===== Data records =====

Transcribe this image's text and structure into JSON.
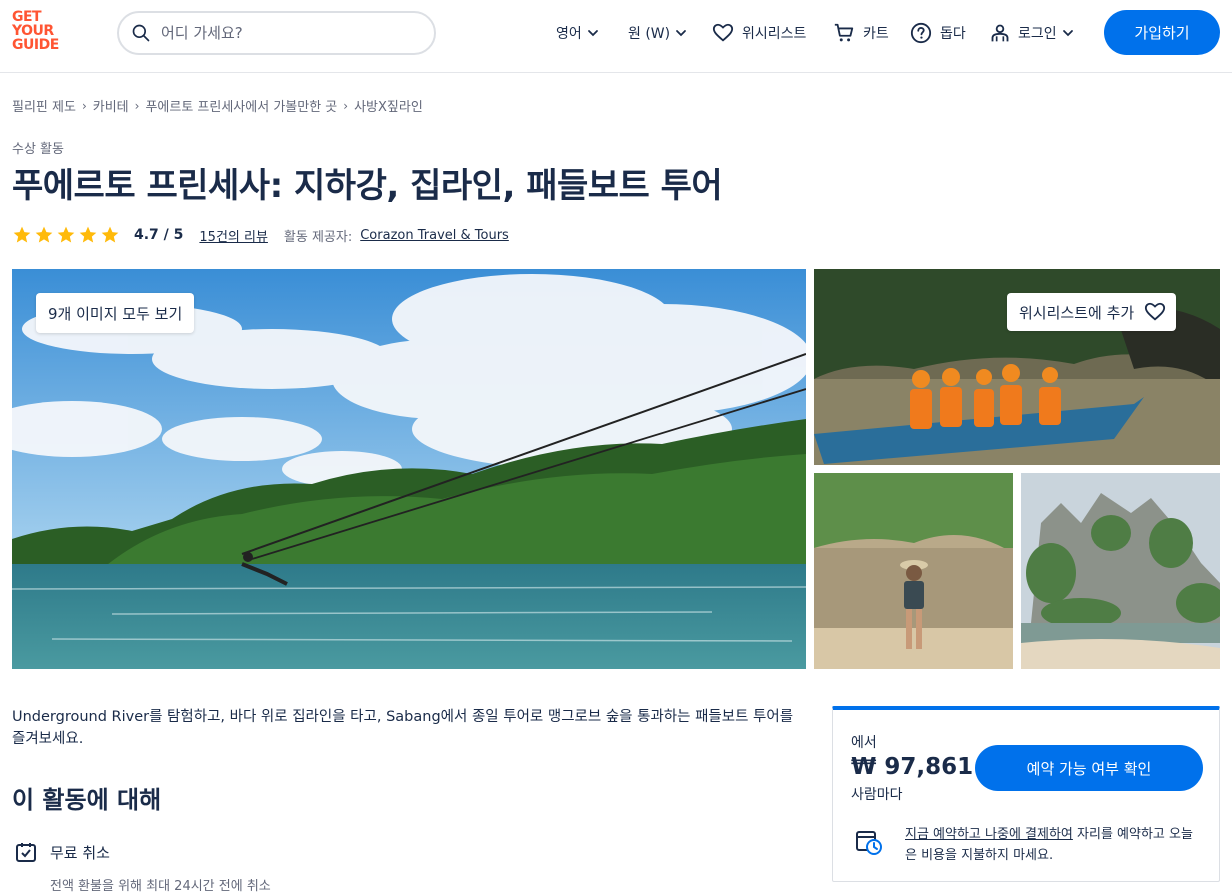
{
  "header": {
    "logo": [
      "GET",
      "YOUR",
      "GUIDE"
    ],
    "search_placeholder": "어디 가세요?",
    "language": "영어",
    "currency": "원 (W)",
    "wishlist": "위시리스트",
    "cart": "카트",
    "help": "돕다",
    "login": "로그인",
    "signup": "가입하기"
  },
  "breadcrumb": [
    "필리핀 제도",
    "카비테",
    "푸에르토 프린세사에서 가볼만한 곳",
    "사방X짚라인"
  ],
  "category": "수상 활동",
  "title": "푸에르토 프린세사: 지하강, 집라인, 패들보트 투어",
  "rating": {
    "stars": 5,
    "value": "4.7 / 5",
    "reviews": "15건의 리뷰",
    "provider_label": "활동 제공자:",
    "provider": "Corazon Travel & Tours"
  },
  "gallery": {
    "view_all": "9개 이미지 모두 보기",
    "add_wishlist": "위시리스트에 추가"
  },
  "description": "Underground River를 탐험하고, 바다 위로 집라인을 타고, Sabang에서 종일 투어로 맹그로브 숲을 통과하는 패들보트 투어를 즐겨보세요.",
  "about": {
    "title": "이 활동에 대해",
    "feature_title": "무료 취소",
    "feature_sub": "전액 환불을 위해 최대 24시간 전에 취소"
  },
  "booking": {
    "from": "에서",
    "price": "₩ 97,861",
    "per": "사람마다",
    "check_button": "예약 가능 여부 확인",
    "reserve_link": "지금 예약하고 나중에 결제하여",
    "reserve_text": " 자리를 예약하고 오늘은 비용을 지불하지 마세요."
  },
  "colors": {
    "primary": "#0071eb",
    "brand": "#ff5533",
    "star": "#ffba0a",
    "text": "#1a2b49"
  }
}
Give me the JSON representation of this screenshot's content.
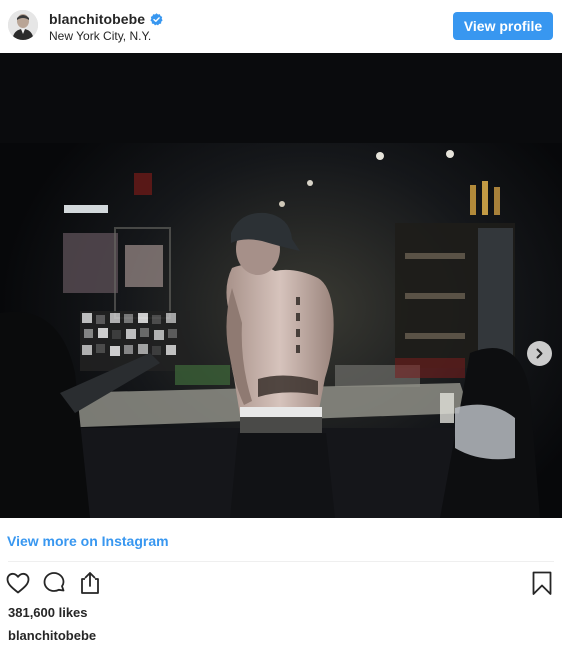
{
  "header": {
    "username": "blanchitobebe",
    "verified": true,
    "location": "New York City, N.Y.",
    "view_profile_label": "View profile",
    "avatar_icon": "profile-avatar"
  },
  "post": {
    "image_icon": "tattoo-shop-photo",
    "carousel_next_icon": "chevron-right-icon"
  },
  "view_more_label": "View more on Instagram",
  "actions": {
    "like_icon": "heart-icon",
    "comment_icon": "comment-icon",
    "share_icon": "share-icon",
    "save_icon": "bookmark-icon"
  },
  "likes_text": "381,600 likes",
  "caption_username": "blanchitobebe",
  "colors": {
    "accent": "#3897f0",
    "text": "#262626",
    "divider": "#efefef"
  }
}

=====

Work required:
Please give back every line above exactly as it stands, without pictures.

Answer space:
Transcribe this image's text and structure into JSON.
{
  "header": {
    "logo": [
      "GET",
      "YOUR",
      "GUIDE"
    ],
    "search_placeholder": "어디 가세요?",
    "language": "영어",
    "currency": "원 (W)",
    "wishlist": "위시리스트",
    "cart": "카트",
    "help": "돕다",
    "login": "로그인",
    "signup": "가입하기"
  },
  "breadcrumb": [
    "필리핀 제도",
    "카비테",
    "푸에르토 프린세사에서 가볼만한 곳",
    "사방X짚라인"
  ],
  "category": "수상 활동",
  "title": "푸에르토 프린세사: 지하강, 집라인, 패들보트 투어",
  "rating": {
    "stars": 5,
    "value": "4.7 / 5",
    "reviews": "15건의 리뷰",
    "provider_label": "활동 제공자:",
    "provider": "Corazon Travel & Tours"
  },
  "gallery": {
    "view_all": "9개 이미지 모두 보기",
    "add_wishlist": "위시리스트에 추가"
  },
  "description": "Underground River를 탐험하고, 바다 위로 집라인을 타고, Sabang에서 종일 투어로 맹그로브 숲을 통과하는 패들보트 투어를 즐겨보세요.",
  "about": {
    "title": "이 활동에 대해",
    "feature_title": "무료 취소",
    "feature_sub": "전액 환불을 위해 최대 24시간 전에 취소"
  },
  "booking": {
    "from": "에서",
    "price": "₩ 97,861",
    "per": "사람마다",
    "check_button": "예약 가능 여부 확인",
    "reserve_link": "지금 예약하고 나중에 결제하여",
    "reserve_text": " 자리를 예약하고 오늘은 비용을 지불하지 마세요."
  },
  "colors": {
    "primary": "#0071eb",
    "brand": "#ff5533",
    "star": "#ffba0a",
    "text": "#1a2b49"
  }
}
Give me the JSON representation of this screenshot's content.
{
  "header": {
    "username": "blanchitobebe",
    "verified": true,
    "location": "New York City, N.Y.",
    "view_profile_label": "View profile",
    "avatar_icon": "profile-avatar"
  },
  "post": {
    "image_icon": "tattoo-shop-photo",
    "carousel_next_icon": "chevron-right-icon"
  },
  "view_more_label": "View more on Instagram",
  "actions": {
    "like_icon": "heart-icon",
    "comment_icon": "comment-icon",
    "share_icon": "share-icon",
    "save_icon": "bookmark-icon"
  },
  "likes_text": "381,600 likes",
  "caption_username": "blanchitobebe",
  "colors": {
    "accent": "#3897f0",
    "text": "#262626",
    "divider": "#efefef"
  }
}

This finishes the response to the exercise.